- **YOUR OBJECTIVE**
Below are the data; count the lines with the string "Gabinet" in them and give that number only.

[Element data from apps and pages]
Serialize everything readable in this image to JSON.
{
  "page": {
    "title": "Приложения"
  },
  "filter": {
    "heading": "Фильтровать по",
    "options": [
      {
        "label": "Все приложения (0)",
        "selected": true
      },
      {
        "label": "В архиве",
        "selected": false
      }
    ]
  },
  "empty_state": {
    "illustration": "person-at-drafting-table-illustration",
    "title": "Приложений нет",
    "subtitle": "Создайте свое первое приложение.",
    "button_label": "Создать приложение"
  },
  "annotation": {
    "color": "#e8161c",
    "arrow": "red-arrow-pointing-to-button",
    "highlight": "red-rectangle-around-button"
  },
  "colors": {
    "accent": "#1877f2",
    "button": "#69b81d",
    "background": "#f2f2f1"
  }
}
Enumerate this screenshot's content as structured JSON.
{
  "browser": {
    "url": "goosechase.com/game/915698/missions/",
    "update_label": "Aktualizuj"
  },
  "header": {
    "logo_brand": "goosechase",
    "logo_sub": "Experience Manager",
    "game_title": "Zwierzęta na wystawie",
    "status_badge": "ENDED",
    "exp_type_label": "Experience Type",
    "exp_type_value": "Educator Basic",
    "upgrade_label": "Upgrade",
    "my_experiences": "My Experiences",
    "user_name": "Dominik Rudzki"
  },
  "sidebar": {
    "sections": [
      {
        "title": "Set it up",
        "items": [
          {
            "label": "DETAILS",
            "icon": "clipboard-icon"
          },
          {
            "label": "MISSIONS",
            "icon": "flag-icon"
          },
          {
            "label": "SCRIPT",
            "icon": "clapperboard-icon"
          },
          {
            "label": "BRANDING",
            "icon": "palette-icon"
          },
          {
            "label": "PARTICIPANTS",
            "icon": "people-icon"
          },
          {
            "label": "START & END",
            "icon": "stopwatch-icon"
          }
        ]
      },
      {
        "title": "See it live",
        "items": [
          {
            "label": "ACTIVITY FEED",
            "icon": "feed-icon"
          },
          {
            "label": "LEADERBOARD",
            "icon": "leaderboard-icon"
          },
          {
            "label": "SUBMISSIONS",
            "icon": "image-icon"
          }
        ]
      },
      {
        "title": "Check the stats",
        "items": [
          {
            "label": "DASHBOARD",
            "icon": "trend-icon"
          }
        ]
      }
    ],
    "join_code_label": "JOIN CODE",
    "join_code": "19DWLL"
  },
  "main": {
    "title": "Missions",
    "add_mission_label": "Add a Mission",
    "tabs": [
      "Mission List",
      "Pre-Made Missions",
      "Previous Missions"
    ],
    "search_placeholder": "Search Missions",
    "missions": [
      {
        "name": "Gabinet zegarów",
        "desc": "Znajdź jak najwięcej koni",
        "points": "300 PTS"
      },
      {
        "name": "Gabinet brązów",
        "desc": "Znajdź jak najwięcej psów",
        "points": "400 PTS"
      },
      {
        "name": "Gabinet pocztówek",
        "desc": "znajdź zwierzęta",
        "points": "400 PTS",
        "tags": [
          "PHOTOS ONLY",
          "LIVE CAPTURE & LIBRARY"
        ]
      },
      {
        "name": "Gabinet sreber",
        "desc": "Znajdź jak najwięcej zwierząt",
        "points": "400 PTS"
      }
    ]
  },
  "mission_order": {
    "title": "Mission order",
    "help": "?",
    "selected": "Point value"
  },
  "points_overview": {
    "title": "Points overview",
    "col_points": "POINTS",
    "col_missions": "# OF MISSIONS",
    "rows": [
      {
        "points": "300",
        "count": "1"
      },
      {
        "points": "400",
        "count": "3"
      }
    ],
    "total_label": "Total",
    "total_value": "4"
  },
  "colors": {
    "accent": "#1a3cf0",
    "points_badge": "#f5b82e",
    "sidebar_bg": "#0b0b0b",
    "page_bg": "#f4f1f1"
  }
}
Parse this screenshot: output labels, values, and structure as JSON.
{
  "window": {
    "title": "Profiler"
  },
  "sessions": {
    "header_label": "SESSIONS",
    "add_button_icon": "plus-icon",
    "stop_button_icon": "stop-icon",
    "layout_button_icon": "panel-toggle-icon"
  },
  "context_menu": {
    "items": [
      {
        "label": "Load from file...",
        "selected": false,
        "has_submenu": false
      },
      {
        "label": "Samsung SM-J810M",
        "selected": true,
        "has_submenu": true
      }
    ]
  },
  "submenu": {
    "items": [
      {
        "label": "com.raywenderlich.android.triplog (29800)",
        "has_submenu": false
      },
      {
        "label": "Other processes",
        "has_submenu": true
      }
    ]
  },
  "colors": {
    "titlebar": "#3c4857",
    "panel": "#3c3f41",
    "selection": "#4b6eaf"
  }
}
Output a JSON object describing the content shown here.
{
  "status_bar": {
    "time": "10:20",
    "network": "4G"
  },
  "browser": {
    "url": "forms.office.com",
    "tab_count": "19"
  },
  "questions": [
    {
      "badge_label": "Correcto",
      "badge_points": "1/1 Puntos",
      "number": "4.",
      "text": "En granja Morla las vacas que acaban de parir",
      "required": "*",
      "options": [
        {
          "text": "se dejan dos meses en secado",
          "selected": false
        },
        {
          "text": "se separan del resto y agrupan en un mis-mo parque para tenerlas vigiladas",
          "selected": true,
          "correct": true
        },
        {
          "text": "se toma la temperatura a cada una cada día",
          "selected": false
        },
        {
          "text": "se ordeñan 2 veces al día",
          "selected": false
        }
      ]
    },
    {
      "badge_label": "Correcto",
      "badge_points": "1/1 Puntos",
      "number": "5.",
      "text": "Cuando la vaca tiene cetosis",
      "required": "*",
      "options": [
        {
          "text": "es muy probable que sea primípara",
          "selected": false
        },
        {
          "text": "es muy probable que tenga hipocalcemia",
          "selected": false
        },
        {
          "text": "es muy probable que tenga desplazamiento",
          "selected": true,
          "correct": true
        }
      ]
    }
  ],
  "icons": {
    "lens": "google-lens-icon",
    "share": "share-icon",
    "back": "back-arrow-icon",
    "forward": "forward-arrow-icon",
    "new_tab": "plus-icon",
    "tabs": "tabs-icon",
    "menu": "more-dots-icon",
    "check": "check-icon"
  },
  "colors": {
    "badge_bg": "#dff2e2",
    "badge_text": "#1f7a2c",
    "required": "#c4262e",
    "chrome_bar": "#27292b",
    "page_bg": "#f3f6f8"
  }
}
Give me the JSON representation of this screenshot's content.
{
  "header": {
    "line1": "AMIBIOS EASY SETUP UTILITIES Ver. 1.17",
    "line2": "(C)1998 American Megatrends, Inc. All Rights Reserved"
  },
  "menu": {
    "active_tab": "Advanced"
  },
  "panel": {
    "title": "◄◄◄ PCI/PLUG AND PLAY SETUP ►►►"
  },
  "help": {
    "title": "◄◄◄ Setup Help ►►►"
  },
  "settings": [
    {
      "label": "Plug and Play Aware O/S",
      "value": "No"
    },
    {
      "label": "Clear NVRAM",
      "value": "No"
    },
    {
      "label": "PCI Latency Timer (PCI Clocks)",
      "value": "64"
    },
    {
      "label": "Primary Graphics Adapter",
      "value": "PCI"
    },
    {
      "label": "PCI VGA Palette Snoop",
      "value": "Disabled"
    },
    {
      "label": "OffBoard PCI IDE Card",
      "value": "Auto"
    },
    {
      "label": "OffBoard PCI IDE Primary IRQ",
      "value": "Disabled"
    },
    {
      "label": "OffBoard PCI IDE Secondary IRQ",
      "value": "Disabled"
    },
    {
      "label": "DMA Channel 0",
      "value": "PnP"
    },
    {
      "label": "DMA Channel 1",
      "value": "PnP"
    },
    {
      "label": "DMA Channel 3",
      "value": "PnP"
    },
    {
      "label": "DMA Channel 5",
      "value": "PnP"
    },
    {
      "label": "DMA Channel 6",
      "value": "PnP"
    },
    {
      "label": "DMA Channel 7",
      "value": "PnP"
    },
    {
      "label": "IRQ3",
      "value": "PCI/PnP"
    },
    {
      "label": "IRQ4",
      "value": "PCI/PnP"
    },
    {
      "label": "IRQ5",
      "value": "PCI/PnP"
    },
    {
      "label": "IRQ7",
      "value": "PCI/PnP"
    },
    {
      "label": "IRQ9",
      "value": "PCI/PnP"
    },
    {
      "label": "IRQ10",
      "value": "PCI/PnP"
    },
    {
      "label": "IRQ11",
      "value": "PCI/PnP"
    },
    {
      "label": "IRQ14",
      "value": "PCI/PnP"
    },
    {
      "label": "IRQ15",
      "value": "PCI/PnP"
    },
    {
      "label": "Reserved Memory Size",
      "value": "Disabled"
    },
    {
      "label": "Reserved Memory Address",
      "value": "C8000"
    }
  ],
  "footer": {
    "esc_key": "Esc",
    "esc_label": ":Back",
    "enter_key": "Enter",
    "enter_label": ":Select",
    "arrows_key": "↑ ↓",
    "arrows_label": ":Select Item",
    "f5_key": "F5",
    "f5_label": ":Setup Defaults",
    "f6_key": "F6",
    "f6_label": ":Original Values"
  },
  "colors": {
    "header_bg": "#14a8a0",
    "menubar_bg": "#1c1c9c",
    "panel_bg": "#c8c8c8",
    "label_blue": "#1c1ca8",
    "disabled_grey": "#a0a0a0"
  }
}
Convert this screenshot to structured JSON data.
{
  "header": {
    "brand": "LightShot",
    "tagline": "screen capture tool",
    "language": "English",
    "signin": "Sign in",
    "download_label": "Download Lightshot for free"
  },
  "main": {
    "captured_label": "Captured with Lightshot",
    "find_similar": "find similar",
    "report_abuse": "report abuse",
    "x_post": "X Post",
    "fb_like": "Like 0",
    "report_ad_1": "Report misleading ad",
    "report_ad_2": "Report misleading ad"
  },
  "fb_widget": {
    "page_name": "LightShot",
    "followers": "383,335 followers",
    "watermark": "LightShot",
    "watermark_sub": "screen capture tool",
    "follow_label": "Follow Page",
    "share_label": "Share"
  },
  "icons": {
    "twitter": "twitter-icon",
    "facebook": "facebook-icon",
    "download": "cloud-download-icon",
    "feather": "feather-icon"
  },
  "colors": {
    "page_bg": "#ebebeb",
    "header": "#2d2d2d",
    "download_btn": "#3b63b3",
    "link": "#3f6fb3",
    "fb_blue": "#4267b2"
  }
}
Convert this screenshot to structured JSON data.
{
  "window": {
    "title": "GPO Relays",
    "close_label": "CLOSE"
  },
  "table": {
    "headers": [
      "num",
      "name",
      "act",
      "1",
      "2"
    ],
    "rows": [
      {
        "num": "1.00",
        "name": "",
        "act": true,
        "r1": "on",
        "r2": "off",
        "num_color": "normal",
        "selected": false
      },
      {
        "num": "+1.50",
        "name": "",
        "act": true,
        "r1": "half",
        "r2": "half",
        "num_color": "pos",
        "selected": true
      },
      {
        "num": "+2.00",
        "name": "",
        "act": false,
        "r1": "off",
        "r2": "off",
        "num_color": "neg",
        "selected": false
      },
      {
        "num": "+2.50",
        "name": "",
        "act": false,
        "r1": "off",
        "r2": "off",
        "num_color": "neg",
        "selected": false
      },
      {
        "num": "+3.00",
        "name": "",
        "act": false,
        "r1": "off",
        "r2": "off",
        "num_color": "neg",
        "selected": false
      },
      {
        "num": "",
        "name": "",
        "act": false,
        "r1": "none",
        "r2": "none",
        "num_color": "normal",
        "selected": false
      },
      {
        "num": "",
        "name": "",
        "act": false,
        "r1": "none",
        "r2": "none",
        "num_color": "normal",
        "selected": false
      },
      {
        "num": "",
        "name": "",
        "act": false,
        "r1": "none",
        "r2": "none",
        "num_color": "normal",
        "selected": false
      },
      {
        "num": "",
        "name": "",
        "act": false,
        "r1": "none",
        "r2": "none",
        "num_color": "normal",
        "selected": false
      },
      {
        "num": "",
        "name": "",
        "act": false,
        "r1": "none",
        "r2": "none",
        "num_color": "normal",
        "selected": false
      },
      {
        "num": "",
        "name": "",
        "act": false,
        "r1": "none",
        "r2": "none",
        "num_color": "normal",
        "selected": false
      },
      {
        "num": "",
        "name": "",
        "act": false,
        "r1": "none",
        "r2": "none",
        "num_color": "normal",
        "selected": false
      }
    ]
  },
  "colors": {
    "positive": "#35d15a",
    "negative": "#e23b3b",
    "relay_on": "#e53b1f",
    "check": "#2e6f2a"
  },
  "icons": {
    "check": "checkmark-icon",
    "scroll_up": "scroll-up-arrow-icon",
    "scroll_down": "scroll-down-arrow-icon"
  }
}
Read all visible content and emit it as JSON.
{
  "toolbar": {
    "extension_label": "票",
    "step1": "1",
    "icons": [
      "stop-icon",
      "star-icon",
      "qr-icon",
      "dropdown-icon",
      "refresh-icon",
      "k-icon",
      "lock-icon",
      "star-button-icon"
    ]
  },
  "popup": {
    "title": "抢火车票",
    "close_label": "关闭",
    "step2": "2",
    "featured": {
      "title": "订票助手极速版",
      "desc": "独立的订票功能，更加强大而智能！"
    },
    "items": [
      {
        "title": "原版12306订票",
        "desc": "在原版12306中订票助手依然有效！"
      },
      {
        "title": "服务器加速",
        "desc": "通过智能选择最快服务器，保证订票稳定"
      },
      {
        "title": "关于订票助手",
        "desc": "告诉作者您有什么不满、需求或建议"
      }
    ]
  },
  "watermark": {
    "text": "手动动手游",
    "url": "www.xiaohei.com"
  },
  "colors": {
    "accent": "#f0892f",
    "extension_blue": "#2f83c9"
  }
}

- **RESPONSE FOR THIS EXERCISE**
4